I haven’t gotten to look at it from my wi-fi connection on the Amtrak Acela (which is clearly a work in progress, but nonetheless a very exciting development), but here’s a link to the video.
Note that you’ll have to install Microsoft Silverlight to view it.
Alternatively, you can watch the slideshow below, but I’m not sure how much sense it will make without the voice-over.
7 replies on “MIT Talk Now Available Online”
You know, my research program is almost entirely along these lines, except that I do OLAP-like stuff and not search.
Note that you rarely talk about this stuff on your blog. You appear to suffer from the same “research idea to blog” transfer problem I have. I have trouble talking about research ideas on my blog. People like Peter Turney do it well…
Blogging is a tough medium for talking about research ideas, but I’ll check out how Peter does it. As you can imagine, I invested a bit more effort into that presentation than I do into a blog post.
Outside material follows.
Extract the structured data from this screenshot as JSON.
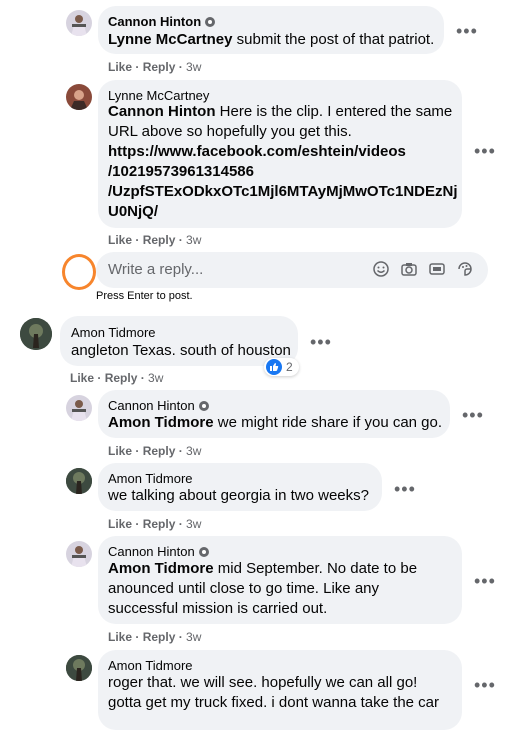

Doesn’t posting the talk on my blog count as blogging about it? 🙂
[…] ranked retrieval systems for web search, which are a bad fit for what is essentially a set retrieval […]
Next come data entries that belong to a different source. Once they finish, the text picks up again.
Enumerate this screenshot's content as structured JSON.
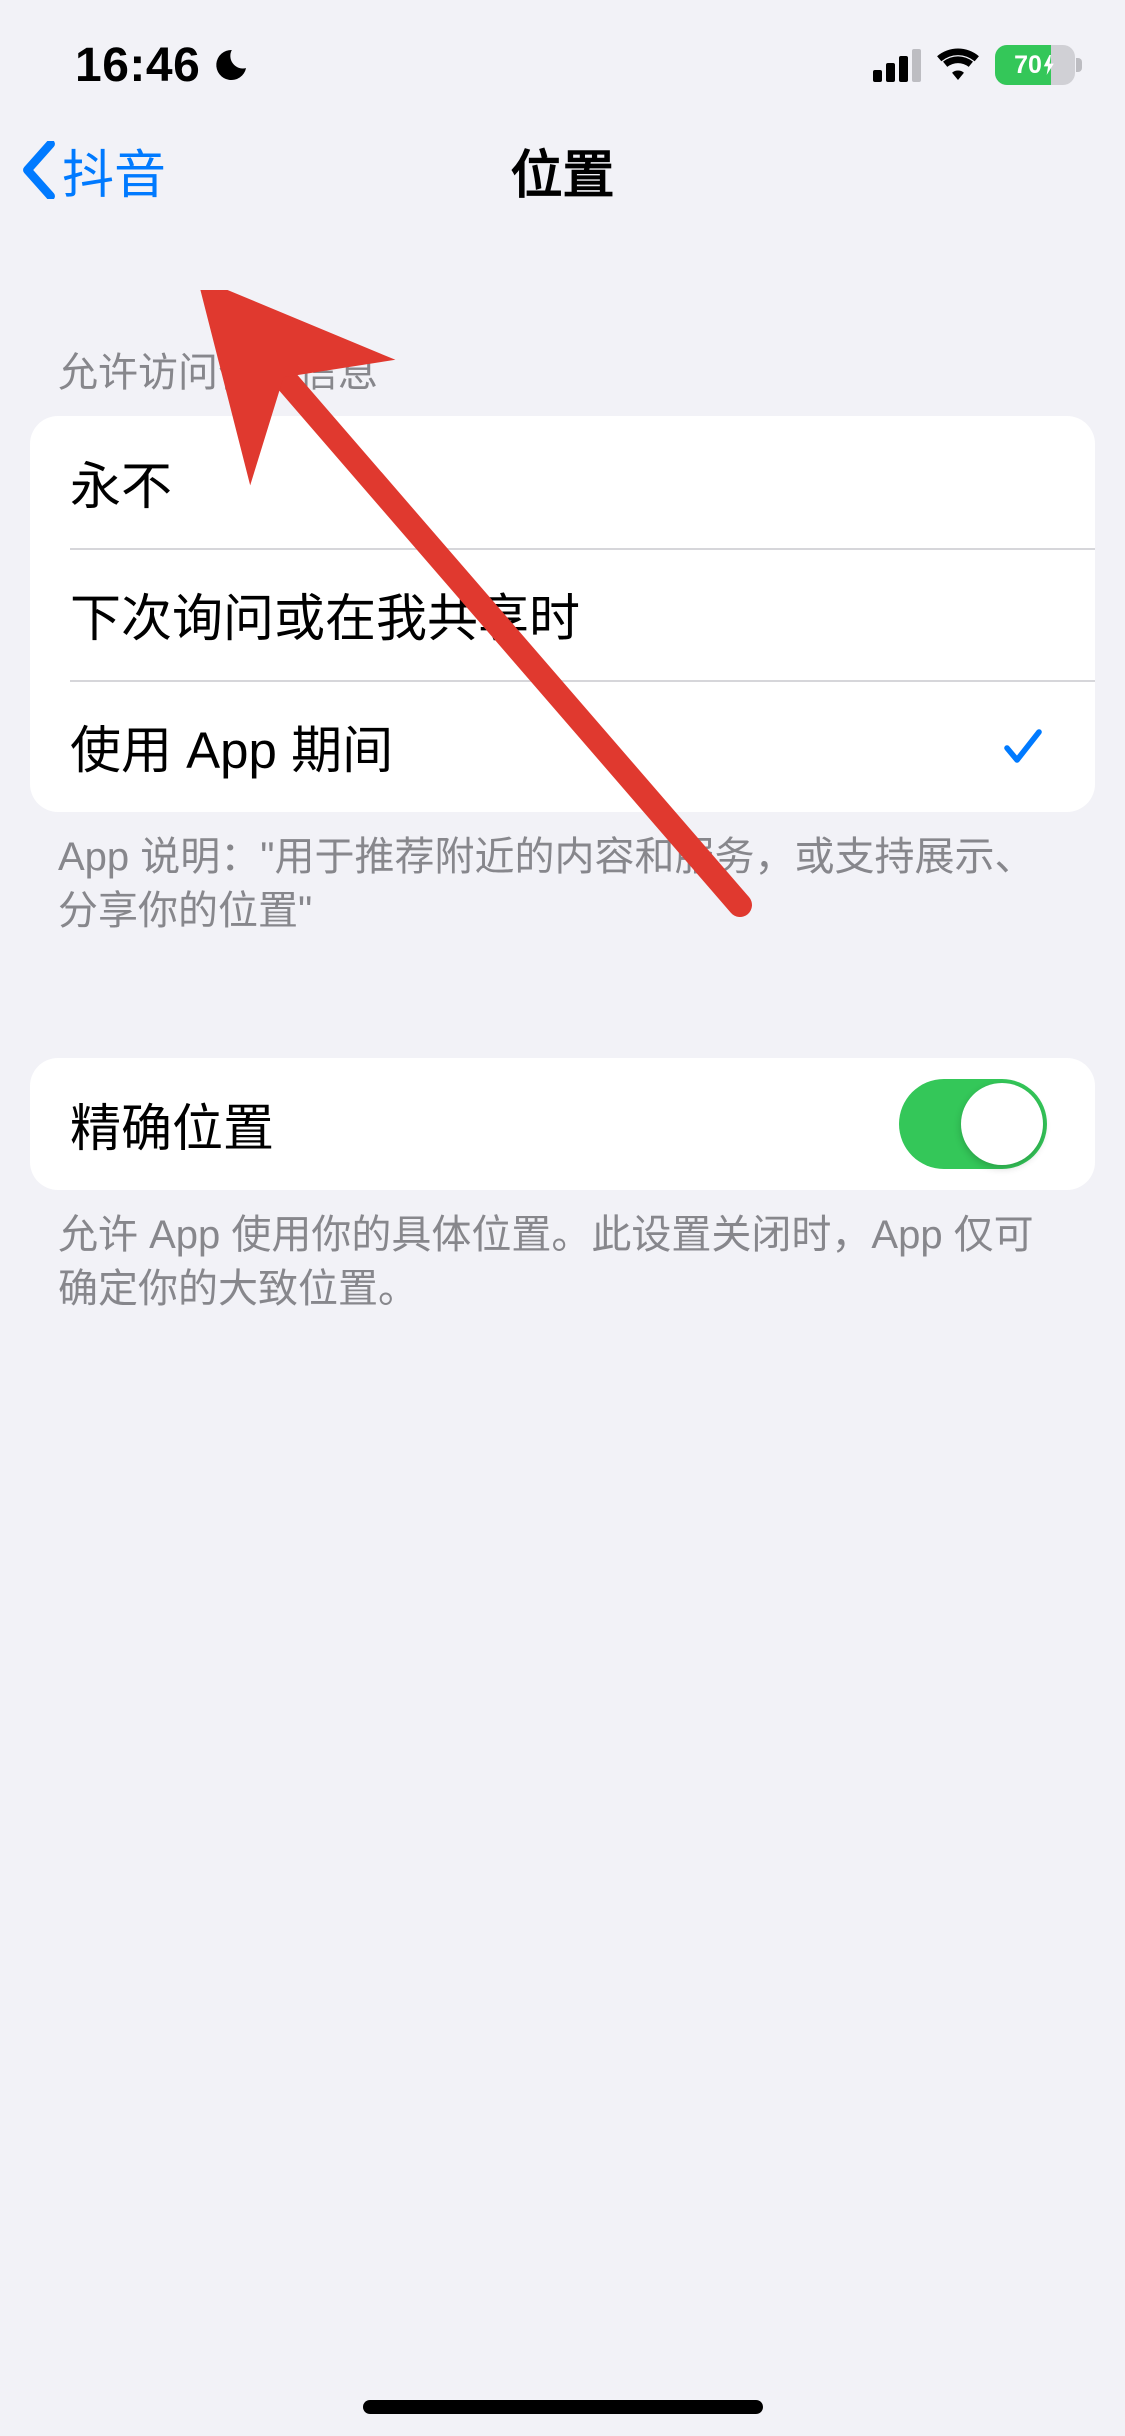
{
  "status": {
    "time": "16:46",
    "battery_text": "70"
  },
  "nav": {
    "back_label": "抖音",
    "title": "位置"
  },
  "location_access": {
    "header": "允许访问位置信息",
    "options": {
      "never": "永不",
      "ask_next_time": "下次询问或在我共享时",
      "while_using": "使用 App 期间"
    },
    "footer": "App 说明：\"用于推荐附近的内容和服务，或支持展示、分享你的位置\""
  },
  "precise": {
    "label": "精确位置",
    "footer": "允许 App 使用你的具体位置。此设置关闭时，App 仅可确定你的大致位置。"
  }
}
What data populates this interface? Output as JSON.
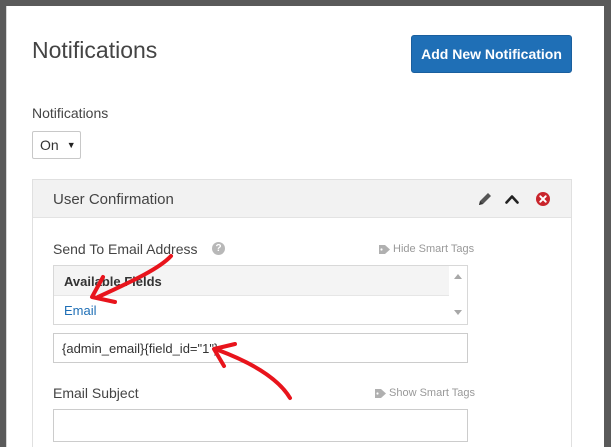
{
  "header": {
    "title": "Notifications",
    "add_button_label": "Add New Notification"
  },
  "notifications_toggle": {
    "label": "Notifications",
    "selected": "On"
  },
  "panel": {
    "title": "User Confirmation",
    "send_to": {
      "label": "Send To Email Address",
      "smart_tags_toggle": "Hide Smart Tags",
      "available_fields_title": "Available Fields",
      "fields": [
        "Email"
      ],
      "value": "{admin_email}{field_id=\"1\"}"
    },
    "subject": {
      "label": "Email Subject",
      "smart_tags_toggle": "Show Smart Tags",
      "value": ""
    }
  },
  "colors": {
    "primary": "#1f6fb6",
    "close": "#c9252c",
    "annotation": "#e8141c"
  }
}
Somewhat related paper to Set Retrieval:
Term Feedback for Information Retrieval
with Language Models
Bin Tan, Atulya Velivelli, Hui Fang, ChengXiang Zhai
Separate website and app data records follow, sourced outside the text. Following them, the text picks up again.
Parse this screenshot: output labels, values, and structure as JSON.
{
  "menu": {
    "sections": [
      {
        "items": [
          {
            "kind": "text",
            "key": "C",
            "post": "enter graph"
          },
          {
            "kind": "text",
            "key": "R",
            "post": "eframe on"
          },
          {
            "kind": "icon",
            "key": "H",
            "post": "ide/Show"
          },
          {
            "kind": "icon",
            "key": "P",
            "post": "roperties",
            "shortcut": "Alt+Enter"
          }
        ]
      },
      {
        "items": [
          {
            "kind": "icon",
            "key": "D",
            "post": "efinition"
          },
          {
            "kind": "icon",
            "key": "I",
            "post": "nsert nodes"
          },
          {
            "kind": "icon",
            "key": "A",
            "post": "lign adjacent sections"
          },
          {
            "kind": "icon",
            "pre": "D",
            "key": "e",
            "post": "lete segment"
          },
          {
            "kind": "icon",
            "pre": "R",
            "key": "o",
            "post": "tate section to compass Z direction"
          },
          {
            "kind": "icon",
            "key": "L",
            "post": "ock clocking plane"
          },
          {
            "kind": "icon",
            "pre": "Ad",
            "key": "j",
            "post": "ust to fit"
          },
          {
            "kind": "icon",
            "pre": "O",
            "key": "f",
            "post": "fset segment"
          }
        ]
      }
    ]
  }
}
Pavel, thanks, I remember that from SIGIR ’07. Here’s a link for anyone else interested:
Click to access sigir2007.pdf
[…] other day, Daniel Lemire posted a comment extolling Peter Turney as someone who does a great job blogging about his research. His blog, […]
[…] of today’s ranked retrieval systems for web search, which are a bad fit for what is essentially a set retrieval […]